Yep. You read that right. The taxi-hailing app service has confirmed opening operations in Pakistan. Before you go ahead and download the Uber app on your smartphone – let’s explore what this means for Pakistan’s fledgling e-commerce economy.
Uber, an online on-demand taxi- ride service provider, has been racked with notoriety since the very beginning of its operations. Some of the criticism has been directed at the lack of background checking before Uber signs on with drivers. Note the use of the word ‘signs’ and not ‘hires’; on-demand service economy has made parceling out work to contract workers common place. This approach ignores many of the advances that have been attained since the 1st labor law set in place post the Industrial Revolution – including minimum wage, insurance, health care compensation, cap on working hours, etc.
There have also been numerous complaints of Uber drivers attempting kidnappings or worse, especially when women call for the ride service. Take for example the Delhi Uber Rape Case, where Uber driver was accused and found guilty raping a female passenger last year in December. Subsequently, all app-based taxi services were banned in Delhi. To-date, the city has also rejected an application by Uber’s rival, the Indian-based OlaCabs to run its personal transportation services in the Indian capital.
What is worrisome is that when the executive responsible for Uber’s international launches was questioned by the Wall Street Journal in December 2014, he admitted that the company did not conduct independent background checks of it’s drivers at that time.
“According to Mr. Singhal, the basic requirement for a driver to partner with Uber is to have valid documents pertaining to third party vehicle insurance, a commercial permit to ply a taxi as well as a driving license. The company does not conduct background check on its drivers, Mr. Singhal said. Instead it relies on the background check the government does on drivers that it issues with commercial permits.”

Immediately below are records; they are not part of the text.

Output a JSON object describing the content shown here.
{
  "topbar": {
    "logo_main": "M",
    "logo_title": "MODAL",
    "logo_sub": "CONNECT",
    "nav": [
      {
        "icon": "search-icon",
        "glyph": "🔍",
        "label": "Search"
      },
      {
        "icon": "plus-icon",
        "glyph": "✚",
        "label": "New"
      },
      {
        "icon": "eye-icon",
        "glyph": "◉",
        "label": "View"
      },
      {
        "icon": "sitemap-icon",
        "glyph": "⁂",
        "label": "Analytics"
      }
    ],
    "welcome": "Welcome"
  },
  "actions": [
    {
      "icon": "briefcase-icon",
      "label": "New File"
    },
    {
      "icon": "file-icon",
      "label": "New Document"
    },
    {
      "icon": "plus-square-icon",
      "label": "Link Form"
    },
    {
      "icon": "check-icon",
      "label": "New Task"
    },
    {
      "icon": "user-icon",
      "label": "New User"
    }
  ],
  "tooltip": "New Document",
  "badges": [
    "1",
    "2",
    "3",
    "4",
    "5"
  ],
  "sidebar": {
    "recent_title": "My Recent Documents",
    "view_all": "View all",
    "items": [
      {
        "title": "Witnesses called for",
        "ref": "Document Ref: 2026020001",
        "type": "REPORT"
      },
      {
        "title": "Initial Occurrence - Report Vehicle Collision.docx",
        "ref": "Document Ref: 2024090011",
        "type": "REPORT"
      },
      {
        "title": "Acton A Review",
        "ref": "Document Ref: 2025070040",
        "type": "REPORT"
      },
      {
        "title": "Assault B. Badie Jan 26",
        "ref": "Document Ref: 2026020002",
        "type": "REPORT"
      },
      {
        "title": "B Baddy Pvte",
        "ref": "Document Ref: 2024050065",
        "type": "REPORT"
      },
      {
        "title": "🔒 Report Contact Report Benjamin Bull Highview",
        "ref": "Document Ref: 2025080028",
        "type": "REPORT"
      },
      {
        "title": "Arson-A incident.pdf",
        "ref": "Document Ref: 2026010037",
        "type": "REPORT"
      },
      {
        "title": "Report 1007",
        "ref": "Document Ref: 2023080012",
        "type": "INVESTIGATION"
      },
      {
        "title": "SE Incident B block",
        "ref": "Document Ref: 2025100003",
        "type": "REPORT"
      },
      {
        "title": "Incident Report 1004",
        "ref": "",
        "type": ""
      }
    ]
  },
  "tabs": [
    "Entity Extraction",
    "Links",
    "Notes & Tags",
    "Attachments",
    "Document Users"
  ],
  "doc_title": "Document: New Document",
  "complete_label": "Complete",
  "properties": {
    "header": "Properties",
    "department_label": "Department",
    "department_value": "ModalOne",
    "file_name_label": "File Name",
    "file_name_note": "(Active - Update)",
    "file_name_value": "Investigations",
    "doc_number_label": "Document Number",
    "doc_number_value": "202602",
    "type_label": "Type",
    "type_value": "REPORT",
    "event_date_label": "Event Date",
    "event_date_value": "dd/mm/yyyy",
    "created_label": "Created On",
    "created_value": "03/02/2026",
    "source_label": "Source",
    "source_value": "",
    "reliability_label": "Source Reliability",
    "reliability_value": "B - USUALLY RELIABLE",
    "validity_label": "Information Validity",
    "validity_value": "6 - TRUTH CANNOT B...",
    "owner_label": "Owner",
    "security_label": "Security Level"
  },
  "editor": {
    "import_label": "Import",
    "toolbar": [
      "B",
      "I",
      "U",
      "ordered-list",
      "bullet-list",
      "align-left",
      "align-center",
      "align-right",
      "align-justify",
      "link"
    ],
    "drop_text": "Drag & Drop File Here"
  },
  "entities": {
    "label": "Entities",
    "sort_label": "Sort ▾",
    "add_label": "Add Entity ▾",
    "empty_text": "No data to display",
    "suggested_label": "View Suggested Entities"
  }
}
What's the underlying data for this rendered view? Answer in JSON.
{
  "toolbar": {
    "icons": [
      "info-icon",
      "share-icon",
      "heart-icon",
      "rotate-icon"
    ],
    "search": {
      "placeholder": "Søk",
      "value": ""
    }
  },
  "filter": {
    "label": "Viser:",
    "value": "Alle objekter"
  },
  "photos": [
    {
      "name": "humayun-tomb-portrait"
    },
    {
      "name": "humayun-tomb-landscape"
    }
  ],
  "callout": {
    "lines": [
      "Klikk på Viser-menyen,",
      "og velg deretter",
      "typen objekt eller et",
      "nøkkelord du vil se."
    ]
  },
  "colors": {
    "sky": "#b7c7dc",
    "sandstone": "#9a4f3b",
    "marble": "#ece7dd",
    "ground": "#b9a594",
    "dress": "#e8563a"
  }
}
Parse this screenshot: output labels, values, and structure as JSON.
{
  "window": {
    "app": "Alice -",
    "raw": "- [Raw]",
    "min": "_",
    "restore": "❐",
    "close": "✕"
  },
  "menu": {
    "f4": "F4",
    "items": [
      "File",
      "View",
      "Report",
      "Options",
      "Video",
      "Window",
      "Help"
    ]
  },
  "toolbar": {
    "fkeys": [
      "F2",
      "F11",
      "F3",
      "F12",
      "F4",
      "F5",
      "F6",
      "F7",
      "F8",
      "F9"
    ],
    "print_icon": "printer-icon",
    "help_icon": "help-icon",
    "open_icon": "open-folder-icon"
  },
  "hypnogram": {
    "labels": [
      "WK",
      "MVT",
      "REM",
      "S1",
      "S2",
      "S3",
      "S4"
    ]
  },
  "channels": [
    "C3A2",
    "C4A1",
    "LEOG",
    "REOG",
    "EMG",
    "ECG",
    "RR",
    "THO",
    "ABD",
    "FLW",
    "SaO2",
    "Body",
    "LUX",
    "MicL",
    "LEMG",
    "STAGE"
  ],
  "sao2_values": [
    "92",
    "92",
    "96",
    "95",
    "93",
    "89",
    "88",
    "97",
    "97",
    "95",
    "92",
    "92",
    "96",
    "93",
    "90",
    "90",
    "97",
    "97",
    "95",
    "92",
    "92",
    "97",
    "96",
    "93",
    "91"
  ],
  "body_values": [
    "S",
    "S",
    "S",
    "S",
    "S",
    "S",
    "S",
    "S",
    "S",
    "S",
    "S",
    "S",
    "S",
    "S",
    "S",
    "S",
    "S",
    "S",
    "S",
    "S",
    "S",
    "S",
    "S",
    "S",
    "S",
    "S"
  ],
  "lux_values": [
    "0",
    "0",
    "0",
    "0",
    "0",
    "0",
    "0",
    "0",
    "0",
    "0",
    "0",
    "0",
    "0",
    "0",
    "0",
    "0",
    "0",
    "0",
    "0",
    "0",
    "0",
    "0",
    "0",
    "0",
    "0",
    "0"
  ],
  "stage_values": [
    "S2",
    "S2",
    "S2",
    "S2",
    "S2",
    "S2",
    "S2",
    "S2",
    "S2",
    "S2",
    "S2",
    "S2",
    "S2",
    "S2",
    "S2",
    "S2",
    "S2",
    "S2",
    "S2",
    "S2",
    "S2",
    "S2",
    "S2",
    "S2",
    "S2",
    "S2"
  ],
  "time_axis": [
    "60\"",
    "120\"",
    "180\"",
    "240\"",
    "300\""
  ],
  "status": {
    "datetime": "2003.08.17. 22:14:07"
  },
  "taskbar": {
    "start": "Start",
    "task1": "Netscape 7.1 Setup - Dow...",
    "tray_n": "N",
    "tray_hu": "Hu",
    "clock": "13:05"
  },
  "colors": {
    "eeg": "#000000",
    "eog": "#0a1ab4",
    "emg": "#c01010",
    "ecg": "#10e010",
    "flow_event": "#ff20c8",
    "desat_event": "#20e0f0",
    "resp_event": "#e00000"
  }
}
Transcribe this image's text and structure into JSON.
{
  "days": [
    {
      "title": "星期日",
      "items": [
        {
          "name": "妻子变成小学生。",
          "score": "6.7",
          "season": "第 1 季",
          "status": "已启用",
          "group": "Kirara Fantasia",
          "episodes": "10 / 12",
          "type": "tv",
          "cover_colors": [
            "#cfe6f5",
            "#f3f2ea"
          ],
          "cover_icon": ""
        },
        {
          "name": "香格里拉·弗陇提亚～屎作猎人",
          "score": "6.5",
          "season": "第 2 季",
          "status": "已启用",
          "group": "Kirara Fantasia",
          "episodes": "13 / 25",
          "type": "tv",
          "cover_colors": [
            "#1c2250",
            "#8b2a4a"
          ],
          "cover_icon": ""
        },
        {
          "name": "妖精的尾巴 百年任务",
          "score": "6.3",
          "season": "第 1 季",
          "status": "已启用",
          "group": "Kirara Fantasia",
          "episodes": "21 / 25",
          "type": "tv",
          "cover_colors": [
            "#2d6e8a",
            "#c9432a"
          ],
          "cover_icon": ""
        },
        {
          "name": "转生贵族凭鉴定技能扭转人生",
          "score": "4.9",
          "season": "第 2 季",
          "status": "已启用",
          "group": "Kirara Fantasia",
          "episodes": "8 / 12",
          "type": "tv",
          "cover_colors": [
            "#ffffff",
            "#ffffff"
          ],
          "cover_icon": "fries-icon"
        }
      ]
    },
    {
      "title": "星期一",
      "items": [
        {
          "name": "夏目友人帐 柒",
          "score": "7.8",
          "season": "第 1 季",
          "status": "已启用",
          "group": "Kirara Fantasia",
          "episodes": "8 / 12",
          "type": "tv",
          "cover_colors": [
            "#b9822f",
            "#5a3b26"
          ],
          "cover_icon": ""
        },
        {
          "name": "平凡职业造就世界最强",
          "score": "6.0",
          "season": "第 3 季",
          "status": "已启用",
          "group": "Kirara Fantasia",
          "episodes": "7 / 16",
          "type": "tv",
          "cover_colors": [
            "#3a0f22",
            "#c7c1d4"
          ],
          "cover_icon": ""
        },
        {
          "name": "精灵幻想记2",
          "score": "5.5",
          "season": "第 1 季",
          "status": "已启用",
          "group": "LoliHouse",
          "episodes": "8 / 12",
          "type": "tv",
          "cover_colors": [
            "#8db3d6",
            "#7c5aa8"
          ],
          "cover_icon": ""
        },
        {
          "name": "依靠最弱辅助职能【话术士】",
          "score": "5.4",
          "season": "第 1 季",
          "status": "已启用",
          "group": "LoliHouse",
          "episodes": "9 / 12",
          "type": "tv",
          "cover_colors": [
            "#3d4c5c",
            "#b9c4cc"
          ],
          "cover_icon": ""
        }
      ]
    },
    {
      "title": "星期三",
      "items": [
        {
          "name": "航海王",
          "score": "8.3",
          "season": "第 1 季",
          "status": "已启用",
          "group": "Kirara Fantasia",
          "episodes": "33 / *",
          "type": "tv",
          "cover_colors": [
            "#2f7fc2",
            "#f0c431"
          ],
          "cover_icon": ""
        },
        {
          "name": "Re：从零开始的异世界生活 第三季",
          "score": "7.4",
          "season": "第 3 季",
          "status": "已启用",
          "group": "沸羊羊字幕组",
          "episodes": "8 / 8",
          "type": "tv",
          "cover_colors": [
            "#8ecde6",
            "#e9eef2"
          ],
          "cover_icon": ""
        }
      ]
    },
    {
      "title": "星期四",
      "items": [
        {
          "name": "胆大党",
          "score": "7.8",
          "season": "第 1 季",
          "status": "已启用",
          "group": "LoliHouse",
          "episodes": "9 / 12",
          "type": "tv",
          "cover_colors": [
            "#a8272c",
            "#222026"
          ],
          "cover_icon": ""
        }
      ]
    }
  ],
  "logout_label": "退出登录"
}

Pre-existing concerns for the safety of Pakistani women while using public transport has led to the creation of services such as Zar Aslam’s Pink Rickshaws. The Pink Rickshaws are driven by women for women so as to avoid potential harassment by male rickshaw drivers. Uber’s head of communications has been reported saying that all drivers in Pakistan will undergo through screenings and background checks. To inspire confidence in the service, Uber (and other app-based taxi services like it) will need to prove that their fleet is reliable for use by all possible customers, men and women.
While earning an easy buck on the side is tempting, the safety concerns on a Uber ride also applies to drivers, such as when this unsuspecting driver was attacked by a drunken passenger. I must applaud the Uber driver’s smart move in mounting a camera facing the rear of the car; this led to the easy identification and arrest of the rowdy customer. Could the lack of training of the driver be one of reasons for such an attack? Had the driver in question been sufficiently trained to spot a trouble-maker, could this situation have been avoided? If the Uber driver was not on contract-basis, commission-giving model but rather a salaried employee, could he have been more likely to refuse this customer from the outset? It can be argued that the feeling of a secure work arrangement would have enabled this Uber driver to act from a place of personal empowerment; he would have considered his own safety versus chasing dollars into risky situations.
Travly, Savaree, Easy Taxi, and Careem – all names of local startups vying to provide alternative transportation solutions to Pakistanis in the recent years. Adoption of such services has been dismal to say the least. Barriers to success include the ever-present rickshaw, the reliance on cash payments by customers, negligible options when it comes to mobile payments, insistence on booking rides solely on the web apps and the slow adoption of technology for errands. Such realities had led newer entrants, such as Careem, to provide a phone-based bookings in addition to the web/mobile app as well as accepting cash payments from customers.
Is it too unreasonable to expect that some government institution take the initiative to protect the tech industry in this nascent stage? Can we avoid setting up our entrepreneurs for failure by not pitting them against an international heavyweight and champion of disruptive business practices like Uber? How about a 2-year ban on any such foreign-based services-oriented technology company entering the Pakistani markets? Give them a chance to educate the customer base, so when the competition begins, at least it’s on an even playing-field.
While identifying the possible problematic scenarios Uber can face while functioning in Pakistan, it is important to remember that these conclusions are based on how the company has conducted itself thus far. If Uber Inc. changes its organizational model by ensuring it’s drivers are thoroughly vetted or that drivers are hired as employees with all the perks of a job at a multinational, I am more than willing to roll out the welcome mat. As for the customer base, that is something that only time and a marketing campaign or two can tell.
Image VenturesAfrica – Reproduced with permission from here.